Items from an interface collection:
------------

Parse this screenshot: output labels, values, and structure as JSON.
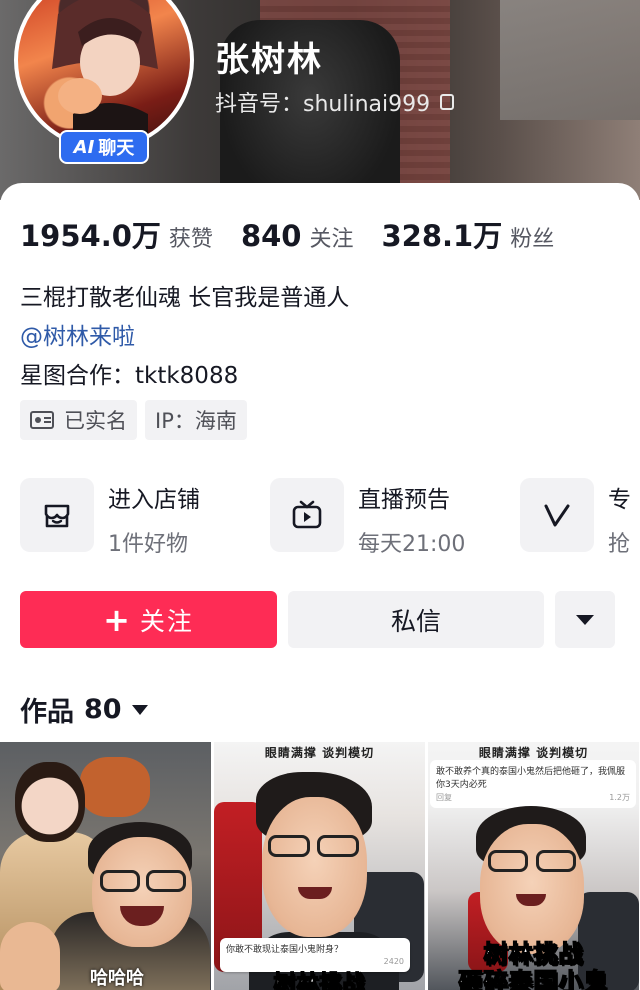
{
  "profile": {
    "name": "张树林",
    "douyin_id": "抖音号：shulinai999",
    "ai_badge_ai": "AI",
    "ai_badge_text": "聊天"
  },
  "stats": [
    {
      "value": "1954.0万",
      "label": "获赞"
    },
    {
      "value": "840",
      "label": "关注"
    },
    {
      "value": "328.1万",
      "label": "粉丝"
    }
  ],
  "bio": {
    "line1": "三棍打散老仙魂 长官我是普通人",
    "mention": "@树林来啦",
    "cooperation": "星图合作：tktk8088"
  },
  "tags": {
    "verified": "已实名",
    "ip": "IP：海南"
  },
  "services": [
    {
      "icon": "shop-icon",
      "title": "进入店铺",
      "subtitle": "1件好物"
    },
    {
      "icon": "tv-icon",
      "title": "直播预告",
      "subtitle": "每天21:00"
    },
    {
      "icon": "v-icon",
      "title": "专",
      "subtitle": "抢"
    }
  ],
  "actions": {
    "follow_plus": "+",
    "follow": "关注",
    "message": "私信"
  },
  "works": {
    "label": "作品",
    "count": "80"
  },
  "thumbnails": [
    {
      "bottom_caption": "哈哈哈"
    },
    {
      "top_caption": "眼睛满撑 谈判模切",
      "comment_text": "你敢不敢现让泰国小鬼附身？",
      "comment_likes": "2420",
      "big_caption": "树林挑战"
    },
    {
      "top_caption": "眼睛满撑 谈判模切",
      "comment_text": "敢不敢养个真的泰国小鬼然后把他砸了，我佩服你3天内必死",
      "comment_likes": "1.2万",
      "comment_reply": "回复",
      "big_caption_1": "树林挑战",
      "big_caption_2": "砸碎泰国小鬼"
    }
  ],
  "colors": {
    "follow_button": "#fe2c55",
    "ai_badge": "#2e6cf0",
    "mention": "#2f5aa8",
    "neutral_button": "#f2f2f4"
  }
}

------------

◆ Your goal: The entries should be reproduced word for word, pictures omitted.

◆ Solution to this problem:
Parse this screenshot: output labels, values, and structure as JSON.
{
  "profile": {
    "name": "张树林",
    "douyin_id": "抖音号：shulinai999",
    "ai_badge_ai": "AI",
    "ai_badge_text": "聊天"
  },
  "stats": [
    {
      "value": "1954.0万",
      "label": "获赞"
    },
    {
      "value": "840",
      "label": "关注"
    },
    {
      "value": "328.1万",
      "label": "粉丝"
    }
  ],
  "bio": {
    "line1": "三棍打散老仙魂 长官我是普通人",
    "mention": "@树林来啦",
    "cooperation": "星图合作：tktk8088"
  },
  "tags": {
    "verified": "已实名",
    "ip": "IP：海南"
  },
  "services": [
    {
      "icon": "shop-icon",
      "title": "进入店铺",
      "subtitle": "1件好物"
    },
    {
      "icon": "tv-icon",
      "title": "直播预告",
      "subtitle": "每天21:00"
    },
    {
      "icon": "v-icon",
      "title": "专",
      "subtitle": "抢"
    }
  ],
  "actions": {
    "follow_plus": "+",
    "follow": "关注",
    "message": "私信"
  },
  "works": {
    "label": "作品",
    "count": "80"
  },
  "thumbnails": [
    {
      "bottom_caption": "哈哈哈"
    },
    {
      "top_caption": "眼睛满撑 谈判模切",
      "comment_text": "你敢不敢现让泰国小鬼附身？",
      "comment_likes": "2420",
      "big_caption": "树林挑战"
    },
    {
      "top_caption": "眼睛满撑 谈判模切",
      "comment_text": "敢不敢养个真的泰国小鬼然后把他砸了，我佩服你3天内必死",
      "comment_likes": "1.2万",
      "comment_reply": "回复",
      "big_caption_1": "树林挑战",
      "big_caption_2": "砸碎泰国小鬼"
    }
  ],
  "colors": {
    "follow_button": "#fe2c55",
    "ai_badge": "#2e6cf0",
    "mention": "#2f5aa8",
    "neutral_button": "#f2f2f4"
  }
}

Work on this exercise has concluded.